» Task instructions:
Using the string "PPDB" as the key, pull each matching line out of the records below.

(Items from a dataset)
....
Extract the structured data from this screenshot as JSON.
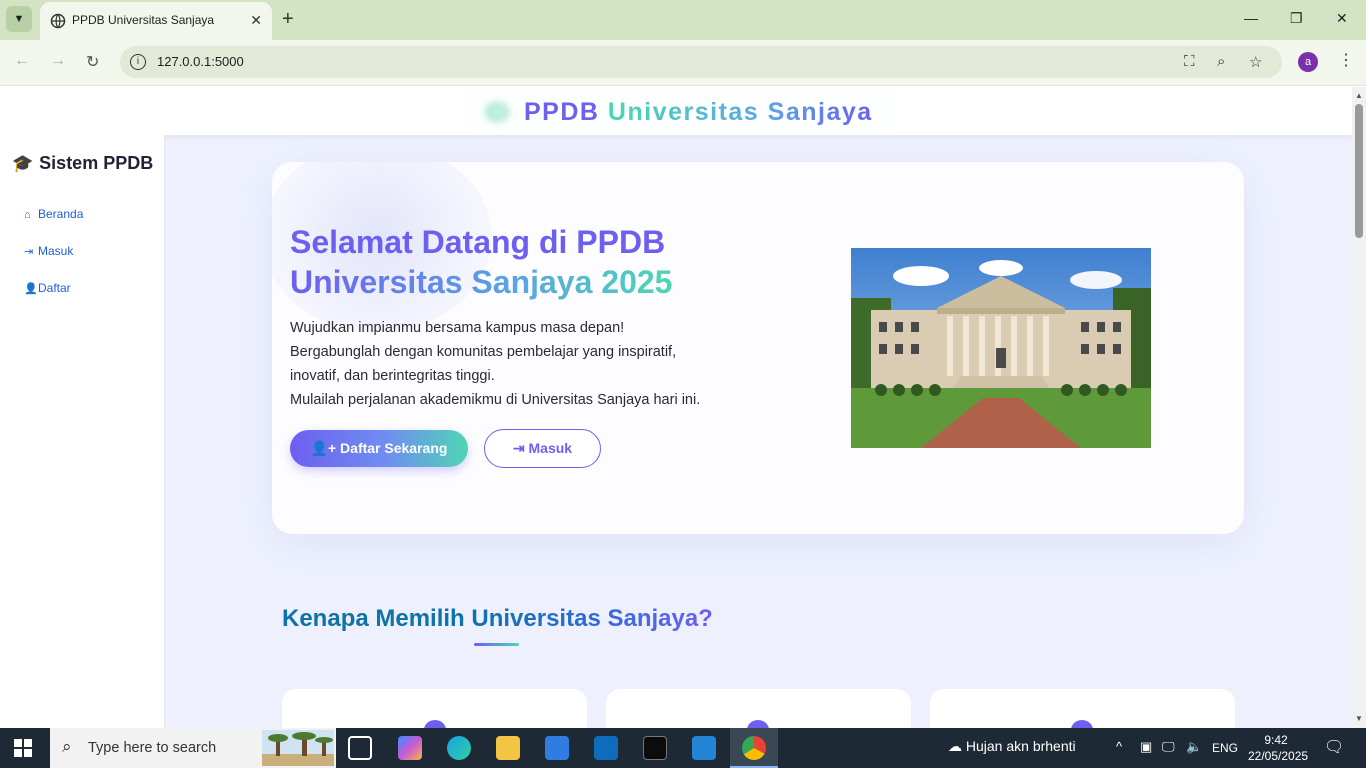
{
  "browser": {
    "tab_title": "PPDB Universitas Sanjaya",
    "url": "127.0.0.1:5000",
    "profile_initial": "a",
    "new_tab_label": "+",
    "close_tab_label": "✕"
  },
  "header": {
    "brand_part1": "PPDB",
    "brand_part2": "Universitas Sanjaya"
  },
  "sidebar": {
    "title": "Sistem PPDB",
    "items": [
      {
        "label": "Beranda",
        "icon": "home-icon"
      },
      {
        "label": "Masuk",
        "icon": "sign-in-icon"
      },
      {
        "label": "Daftar",
        "icon": "user-plus-icon"
      }
    ]
  },
  "hero": {
    "title_part1": "Selamat Datang di PPDB",
    "title_part2": "Universitas Sanjaya 2025",
    "description_lines": [
      "Wujudkan impianmu bersama kampus masa depan!",
      "Bergabunglah dengan komunitas pembelajar yang inspiratif,",
      "inovatif, dan berintegritas tinggi.",
      "Mulailah perjalanan akademikmu di Universitas Sanjaya hari ini."
    ],
    "primary_button": "Daftar Sekarang",
    "secondary_button": "Masuk"
  },
  "why": {
    "title_part1": "Kenapa Memilih",
    "title_part2": "Universitas Sanjaya?"
  },
  "taskbar": {
    "search_placeholder": "Type here to search",
    "weather": "Hujan akn brhenti",
    "language": "ENG",
    "time": "9:42",
    "date": "22/05/2025"
  },
  "colors": {
    "accent_purple": "#6d5ff0",
    "accent_teal": "#4ed6b2",
    "link_blue": "#1f5fd6",
    "heading_blue": "#0f72a8",
    "tabbar_green": "#d3e3c3"
  }
}
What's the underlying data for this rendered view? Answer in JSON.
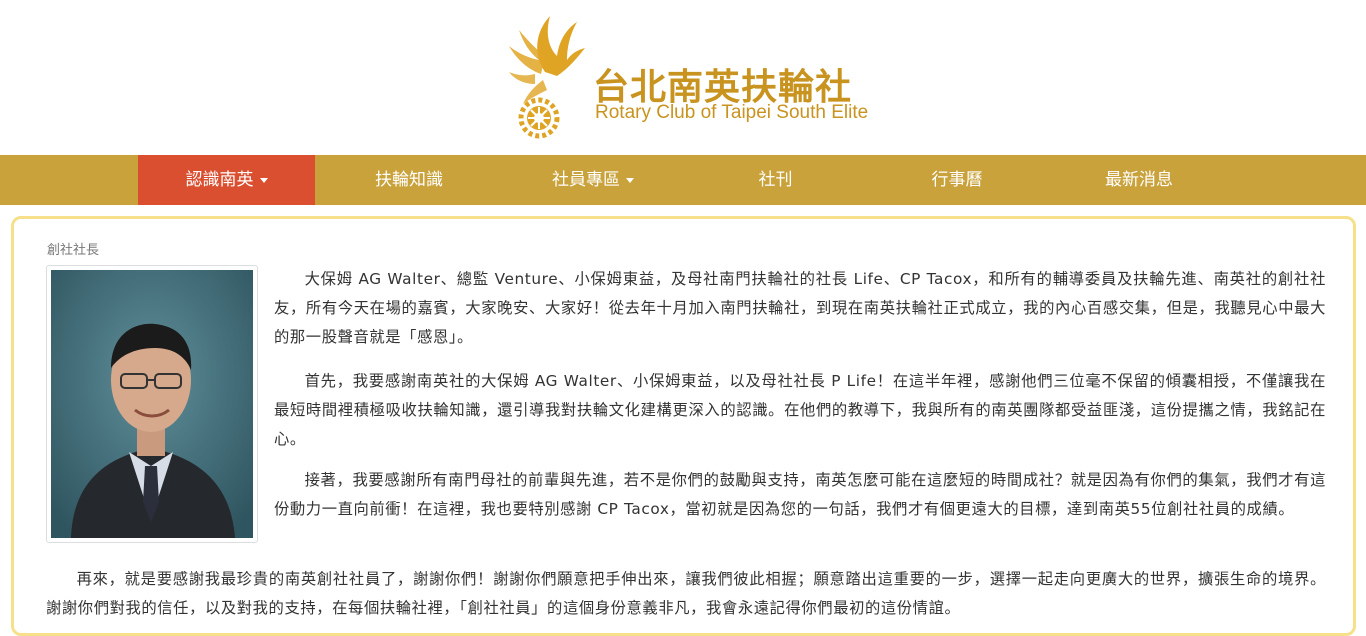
{
  "site": {
    "title_cn": "台北南英扶輪社",
    "title_en": "Rotary Club of Taipei South Elite"
  },
  "nav": {
    "items": [
      {
        "label": "認識南英",
        "dropdown": true,
        "active": true
      },
      {
        "label": "扶輪知識",
        "dropdown": false,
        "active": false
      },
      {
        "label": "社員專區",
        "dropdown": true,
        "active": false
      },
      {
        "label": "社刊",
        "dropdown": false,
        "active": false
      },
      {
        "label": "行事曆",
        "dropdown": false,
        "active": false
      },
      {
        "label": "最新消息",
        "dropdown": false,
        "active": false
      }
    ]
  },
  "colors": {
    "brand_gold": "#c9a23b",
    "logo_gold": "#c9931f",
    "active_red": "#d94f30",
    "panel_border": "#f6e08a"
  },
  "icons": {
    "logo": "phoenix-rotary-wheel-icon",
    "dropdown": "caret-down-icon"
  },
  "content": {
    "section_title": "創社社長",
    "paragraphs": [
      "大保姆 AG Walter、總監 Venture、小保姆東益，及母社南門扶輪社的社長 Life、CP Tacox，和所有的輔導委員及扶輪先進、南英社的創社社友，所有今天在場的嘉賓，大家晚安、大家好！從去年十月加入南門扶輪社，到現在南英扶輪社正式成立，我的內心百感交集，但是，我聽見心中最大的那一股聲音就是「感恩」。",
      "首先，我要感謝南英社的大保姆 AG Walter、小保姆東益，以及母社社長 P Life！在這半年裡，感謝他們三位毫不保留的傾囊相授，不僅讓我在最短時間裡積極吸收扶輪知識，還引導我對扶輪文化建構更深入的認識。在他們的教導下，我與所有的南英團隊都受益匪淺，這份提攜之情，我銘記在心。",
      "接著，我要感謝所有南門母社的前輩與先進，若不是你們的鼓勵與支持，南英怎麼可能在這麼短的時間成社？就是因為有你們的集氣，我們才有這份動力一直向前衝！在這裡，我也要特別感謝 CP Tacox，當初就是因為您的一句話，我們才有個更遠大的目標，達到南英55位創社社員的成績。",
      "再來，就是要感謝我最珍貴的南英創社社員了，謝謝你們！謝謝你們願意把手伸出來，讓我們彼此相握；願意踏出這重要的一步，選擇一起走向更廣大的世界，擴張生命的境界。謝謝你們對我的信任，以及對我的支持，在每個扶輪社裡，「創社社員」的這個身份意義非凡，我會永遠記得你們最初的這份情誼。"
    ]
  }
}
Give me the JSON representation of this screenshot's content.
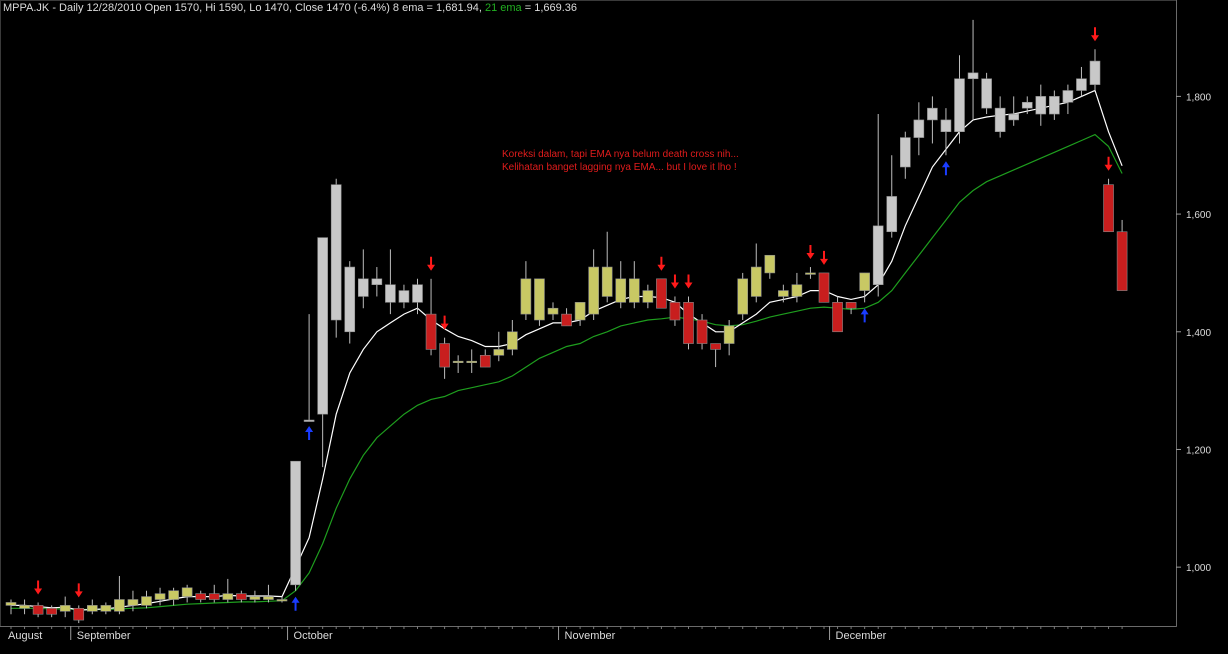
{
  "header": {
    "symbol": "MPPA.JK",
    "info": " - Daily 12/28/2010 Open 1570, Hi 1590, Lo 1470, Close 1470 (-6.4%) 8 ema = 1,681.94, ",
    "ema21_label": "21 ema",
    "ema21_value": " = 1,669.36"
  },
  "annotation": {
    "line1": "Koreksi dalam, tapi EMA nya belum death cross nih...",
    "line2": "Kelihatan banget lagging nya EMA... but I love it lho !"
  },
  "colors": {
    "background": "#000000",
    "up_candle": "#c8c8c8",
    "up_candle_yellow": "#c8c864",
    "down_candle": "#c81e1e",
    "ema8": "#ffffff",
    "ema21": "#1e9e1e",
    "sell_arrow": "#ff1a1a",
    "buy_arrow": "#1a3cff",
    "axis_text": "#dcdcdc"
  },
  "chart_data": {
    "type": "candlestick",
    "ylim": [
      900,
      1940
    ],
    "y_ticks": [
      "1,000",
      "1,200",
      "1,400",
      "1,600",
      "1,800"
    ],
    "y_tick_values": [
      1000,
      1200,
      1400,
      1600,
      1800
    ],
    "month_labels": [
      "August",
      "September",
      "October",
      "November",
      "December"
    ],
    "month_start_index": [
      0,
      5,
      21,
      41,
      61
    ],
    "candles": [
      {
        "o": 935,
        "h": 945,
        "l": 920,
        "c": 940,
        "col": "y"
      },
      {
        "o": 935,
        "h": 945,
        "l": 920,
        "c": 930,
        "col": "y"
      },
      {
        "o": 935,
        "h": 940,
        "l": 915,
        "c": 920,
        "col": "r"
      },
      {
        "o": 930,
        "h": 935,
        "l": 915,
        "c": 920,
        "col": "r"
      },
      {
        "o": 925,
        "h": 950,
        "l": 915,
        "c": 935,
        "col": "y"
      },
      {
        "o": 930,
        "h": 935,
        "l": 905,
        "c": 910,
        "col": "r"
      },
      {
        "o": 925,
        "h": 945,
        "l": 920,
        "c": 935,
        "col": "y"
      },
      {
        "o": 925,
        "h": 940,
        "l": 920,
        "c": 935,
        "col": "y"
      },
      {
        "o": 925,
        "h": 985,
        "l": 920,
        "c": 945,
        "col": "y"
      },
      {
        "o": 935,
        "h": 960,
        "l": 925,
        "c": 945,
        "col": "y"
      },
      {
        "o": 935,
        "h": 960,
        "l": 930,
        "c": 950,
        "col": "y"
      },
      {
        "o": 945,
        "h": 965,
        "l": 935,
        "c": 955,
        "col": "y"
      },
      {
        "o": 945,
        "h": 965,
        "l": 935,
        "c": 960,
        "col": "y"
      },
      {
        "o": 950,
        "h": 970,
        "l": 940,
        "c": 965,
        "col": "y"
      },
      {
        "o": 955,
        "h": 960,
        "l": 940,
        "c": 945,
        "col": "r"
      },
      {
        "o": 955,
        "h": 970,
        "l": 940,
        "c": 945,
        "col": "r"
      },
      {
        "o": 945,
        "h": 980,
        "l": 940,
        "c": 955,
        "col": "y"
      },
      {
        "o": 955,
        "h": 960,
        "l": 940,
        "c": 945,
        "col": "r"
      },
      {
        "o": 945,
        "h": 960,
        "l": 940,
        "c": 950,
        "col": "y"
      },
      {
        "o": 945,
        "h": 970,
        "l": 940,
        "c": 950,
        "col": "y"
      },
      {
        "o": 945,
        "h": 950,
        "l": 940,
        "c": 945,
        "col": "y"
      },
      {
        "o": 970,
        "h": 1180,
        "l": 960,
        "c": 1180,
        "col": "g"
      },
      {
        "o": 1250,
        "h": 1250,
        "l": 1250,
        "c": 1250,
        "col": "g",
        "h2": 1430,
        "l2": 1250
      },
      {
        "o": 1260,
        "h": 1560,
        "l": 1170,
        "c": 1560,
        "col": "g"
      },
      {
        "o": 1420,
        "h": 1660,
        "l": 1390,
        "c": 1650,
        "col": "g"
      },
      {
        "o": 1400,
        "h": 1520,
        "l": 1380,
        "c": 1510,
        "col": "g"
      },
      {
        "o": 1460,
        "h": 1540,
        "l": 1440,
        "c": 1490,
        "col": "g"
      },
      {
        "o": 1480,
        "h": 1510,
        "l": 1460,
        "c": 1490,
        "col": "g"
      },
      {
        "o": 1450,
        "h": 1540,
        "l": 1430,
        "c": 1480,
        "col": "g"
      },
      {
        "o": 1450,
        "h": 1480,
        "l": 1440,
        "c": 1470,
        "col": "g"
      },
      {
        "o": 1450,
        "h": 1490,
        "l": 1430,
        "c": 1480,
        "col": "g"
      },
      {
        "o": 1430,
        "h": 1490,
        "l": 1360,
        "c": 1370,
        "col": "r"
      },
      {
        "o": 1380,
        "h": 1390,
        "l": 1320,
        "c": 1340,
        "col": "r"
      },
      {
        "o": 1350,
        "h": 1360,
        "l": 1330,
        "c": 1350,
        "col": "y"
      },
      {
        "o": 1350,
        "h": 1370,
        "l": 1330,
        "c": 1350,
        "col": "y"
      },
      {
        "o": 1360,
        "h": 1370,
        "l": 1340,
        "c": 1340,
        "col": "r"
      },
      {
        "o": 1360,
        "h": 1400,
        "l": 1350,
        "c": 1370,
        "col": "y"
      },
      {
        "o": 1370,
        "h": 1420,
        "l": 1360,
        "c": 1400,
        "col": "y"
      },
      {
        "o": 1430,
        "h": 1520,
        "l": 1420,
        "c": 1490,
        "col": "y"
      },
      {
        "o": 1420,
        "h": 1490,
        "l": 1410,
        "c": 1490,
        "col": "y"
      },
      {
        "o": 1430,
        "h": 1450,
        "l": 1420,
        "c": 1440,
        "col": "y"
      },
      {
        "o": 1430,
        "h": 1440,
        "l": 1410,
        "c": 1410,
        "col": "r"
      },
      {
        "o": 1420,
        "h": 1450,
        "l": 1410,
        "c": 1450,
        "col": "y"
      },
      {
        "o": 1430,
        "h": 1540,
        "l": 1420,
        "c": 1510,
        "col": "y"
      },
      {
        "o": 1460,
        "h": 1570,
        "l": 1450,
        "c": 1510,
        "col": "y"
      },
      {
        "o": 1450,
        "h": 1520,
        "l": 1440,
        "c": 1490,
        "col": "y"
      },
      {
        "o": 1450,
        "h": 1520,
        "l": 1440,
        "c": 1490,
        "col": "y"
      },
      {
        "o": 1450,
        "h": 1480,
        "l": 1440,
        "c": 1470,
        "col": "y"
      },
      {
        "o": 1490,
        "h": 1490,
        "l": 1440,
        "c": 1440,
        "col": "r"
      },
      {
        "o": 1450,
        "h": 1460,
        "l": 1410,
        "c": 1420,
        "col": "r"
      },
      {
        "o": 1450,
        "h": 1460,
        "l": 1370,
        "c": 1380,
        "col": "r"
      },
      {
        "o": 1420,
        "h": 1430,
        "l": 1370,
        "c": 1380,
        "col": "r"
      },
      {
        "o": 1380,
        "h": 1380,
        "l": 1340,
        "c": 1370,
        "col": "r"
      },
      {
        "o": 1380,
        "h": 1420,
        "l": 1360,
        "c": 1410,
        "col": "y"
      },
      {
        "o": 1430,
        "h": 1500,
        "l": 1420,
        "c": 1490,
        "col": "y"
      },
      {
        "o": 1460,
        "h": 1550,
        "l": 1450,
        "c": 1510,
        "col": "y"
      },
      {
        "o": 1500,
        "h": 1530,
        "l": 1490,
        "c": 1530,
        "col": "y"
      },
      {
        "o": 1460,
        "h": 1480,
        "l": 1450,
        "c": 1470,
        "col": "y"
      },
      {
        "o": 1460,
        "h": 1500,
        "l": 1450,
        "c": 1480,
        "col": "y"
      },
      {
        "o": 1500,
        "h": 1510,
        "l": 1490,
        "c": 1500,
        "col": "y"
      },
      {
        "o": 1500,
        "h": 1500,
        "l": 1450,
        "c": 1450,
        "col": "r"
      },
      {
        "o": 1450,
        "h": 1460,
        "l": 1400,
        "c": 1400,
        "col": "r"
      },
      {
        "o": 1440,
        "h": 1450,
        "l": 1430,
        "c": 1450,
        "col": "r"
      },
      {
        "o": 1470,
        "h": 1500,
        "l": 1450,
        "c": 1500,
        "col": "y"
      },
      {
        "o": 1480,
        "h": 1770,
        "l": 1460,
        "c": 1580,
        "col": "g"
      },
      {
        "o": 1570,
        "h": 1700,
        "l": 1560,
        "c": 1630,
        "col": "g"
      },
      {
        "o": 1680,
        "h": 1740,
        "l": 1660,
        "c": 1730,
        "col": "g"
      },
      {
        "o": 1730,
        "h": 1790,
        "l": 1700,
        "c": 1760,
        "col": "g"
      },
      {
        "o": 1760,
        "h": 1800,
        "l": 1720,
        "c": 1780,
        "col": "g"
      },
      {
        "o": 1740,
        "h": 1780,
        "l": 1700,
        "c": 1760,
        "col": "g"
      },
      {
        "o": 1740,
        "h": 1870,
        "l": 1720,
        "c": 1830,
        "col": "g"
      },
      {
        "o": 1830,
        "h": 1930,
        "l": 1760,
        "c": 1840,
        "col": "g"
      },
      {
        "o": 1780,
        "h": 1840,
        "l": 1770,
        "c": 1830,
        "col": "g"
      },
      {
        "o": 1740,
        "h": 1800,
        "l": 1730,
        "c": 1780,
        "col": "g"
      },
      {
        "o": 1760,
        "h": 1800,
        "l": 1750,
        "c": 1770,
        "col": "g"
      },
      {
        "o": 1780,
        "h": 1800,
        "l": 1770,
        "c": 1790,
        "col": "g"
      },
      {
        "o": 1770,
        "h": 1820,
        "l": 1750,
        "c": 1800,
        "col": "g"
      },
      {
        "o": 1770,
        "h": 1810,
        "l": 1760,
        "c": 1800,
        "col": "g"
      },
      {
        "o": 1790,
        "h": 1820,
        "l": 1770,
        "c": 1810,
        "col": "g"
      },
      {
        "o": 1810,
        "h": 1850,
        "l": 1800,
        "c": 1830,
        "col": "g"
      },
      {
        "o": 1820,
        "h": 1880,
        "l": 1810,
        "c": 1860,
        "col": "g"
      },
      {
        "o": 1650,
        "h": 1660,
        "l": 1570,
        "c": 1570,
        "col": "r"
      },
      {
        "o": 1570,
        "h": 1590,
        "l": 1470,
        "c": 1470,
        "col": "r"
      }
    ],
    "ema8": [
      935,
      935,
      933,
      931,
      932,
      927,
      928,
      929,
      932,
      935,
      938,
      942,
      946,
      950,
      950,
      950,
      952,
      951,
      951,
      951,
      950,
      1000,
      1050,
      1150,
      1260,
      1330,
      1370,
      1400,
      1415,
      1430,
      1440,
      1420,
      1405,
      1392,
      1385,
      1375,
      1375,
      1380,
      1395,
      1405,
      1415,
      1415,
      1420,
      1435,
      1445,
      1455,
      1460,
      1460,
      1458,
      1450,
      1430,
      1415,
      1400,
      1400,
      1415,
      1430,
      1450,
      1455,
      1460,
      1470,
      1470,
      1460,
      1455,
      1460,
      1480,
      1520,
      1580,
      1630,
      1680,
      1710,
      1740,
      1760,
      1765,
      1768,
      1770,
      1775,
      1780,
      1785,
      1790,
      1800,
      1810,
      1740,
      1682
    ],
    "ema21": [
      930,
      930,
      930,
      929,
      929,
      928,
      928,
      928,
      929,
      930,
      931,
      933,
      935,
      937,
      938,
      939,
      940,
      941,
      941,
      942,
      943,
      960,
      990,
      1040,
      1100,
      1150,
      1190,
      1220,
      1240,
      1260,
      1275,
      1285,
      1290,
      1300,
      1305,
      1310,
      1315,
      1325,
      1340,
      1355,
      1365,
      1375,
      1380,
      1392,
      1400,
      1410,
      1415,
      1420,
      1422,
      1425,
      1422,
      1418,
      1412,
      1410,
      1412,
      1418,
      1425,
      1430,
      1435,
      1440,
      1442,
      1440,
      1438,
      1440,
      1450,
      1470,
      1500,
      1530,
      1560,
      1590,
      1620,
      1640,
      1655,
      1665,
      1675,
      1685,
      1695,
      1705,
      1715,
      1725,
      1735,
      1715,
      1669
    ],
    "sell_arrows": [
      2,
      5,
      31,
      32,
      48,
      49,
      50,
      59,
      60,
      80,
      81
    ],
    "buy_arrows": [
      21,
      22,
      63,
      69
    ]
  }
}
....
» Solved problem:
    "tab_title": "PPDB Universitas Sanjaya",
    "brand_part1": "PPDB",
    "title": "Sistem PPDB",
    "title_part1": "Selamat Datang di PPDB",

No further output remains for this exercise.